◆ **What is required**
The full set of entries is to be returned word for word.

○ ○ ○

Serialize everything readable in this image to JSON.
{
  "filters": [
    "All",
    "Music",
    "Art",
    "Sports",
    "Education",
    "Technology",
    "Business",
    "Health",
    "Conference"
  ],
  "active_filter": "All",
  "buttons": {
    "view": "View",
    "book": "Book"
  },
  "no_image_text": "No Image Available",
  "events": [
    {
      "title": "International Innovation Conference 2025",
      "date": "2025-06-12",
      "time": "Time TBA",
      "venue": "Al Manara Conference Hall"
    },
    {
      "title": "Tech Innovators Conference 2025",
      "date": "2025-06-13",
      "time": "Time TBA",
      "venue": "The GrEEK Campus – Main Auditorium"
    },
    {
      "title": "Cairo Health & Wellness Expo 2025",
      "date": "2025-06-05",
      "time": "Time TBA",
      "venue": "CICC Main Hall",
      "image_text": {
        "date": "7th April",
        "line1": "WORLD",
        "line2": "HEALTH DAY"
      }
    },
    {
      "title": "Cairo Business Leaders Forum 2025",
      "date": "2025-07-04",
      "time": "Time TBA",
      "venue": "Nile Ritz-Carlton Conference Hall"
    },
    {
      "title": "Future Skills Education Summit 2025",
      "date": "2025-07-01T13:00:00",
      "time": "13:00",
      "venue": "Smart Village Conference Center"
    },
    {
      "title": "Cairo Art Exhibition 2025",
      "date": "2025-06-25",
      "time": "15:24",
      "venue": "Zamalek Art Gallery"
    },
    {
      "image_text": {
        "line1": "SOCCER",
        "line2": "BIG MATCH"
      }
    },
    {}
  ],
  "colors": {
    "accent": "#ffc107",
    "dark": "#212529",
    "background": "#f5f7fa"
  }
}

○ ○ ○

◆ **Output of the exercise**
Serialize everything readable in this image to JSON.
{
  "filters": [
    "All",
    "Music",
    "Art",
    "Sports",
    "Education",
    "Technology",
    "Business",
    "Health",
    "Conference"
  ],
  "active_filter": "All",
  "buttons": {
    "view": "View",
    "book": "Book"
  },
  "no_image_text": "No Image Available",
  "events": [
    {
      "title": "International Innovation Conference 2025",
      "date": "2025-06-12",
      "time": "Time TBA",
      "venue": "Al Manara Conference Hall"
    },
    {
      "title": "Tech Innovators Conference 2025",
      "date": "2025-06-13",
      "time": "Time TBA",
      "venue": "The GrEEK Campus – Main Auditorium"
    },
    {
      "title": "Cairo Health & Wellness Expo 2025",
      "date": "2025-06-05",
      "time": "Time TBA",
      "venue": "CICC Main Hall",
      "image_text": {
        "date": "7th April",
        "line1": "WORLD",
        "line2": "HEALTH DAY"
      }
    },
    {
      "title": "Cairo Business Leaders Forum 2025",
      "date": "2025-07-04",
      "time": "Time TBA",
      "venue": "Nile Ritz-Carlton Conference Hall"
    },
    {
      "title": "Future Skills Education Summit 2025",
      "date": "2025-07-01T13:00:00",
      "time": "13:00",
      "venue": "Smart Village Conference Center"
    },
    {
      "title": "Cairo Art Exhibition 2025",
      "date": "2025-06-25",
      "time": "15:24",
      "venue": "Zamalek Art Gallery"
    },
    {
      "image_text": {
        "line1": "SOCCER",
        "line2": "BIG MATCH"
      }
    },
    {}
  ],
  "colors": {
    "accent": "#ffc107",
    "dark": "#212529",
    "background": "#f5f7fa"
  }
}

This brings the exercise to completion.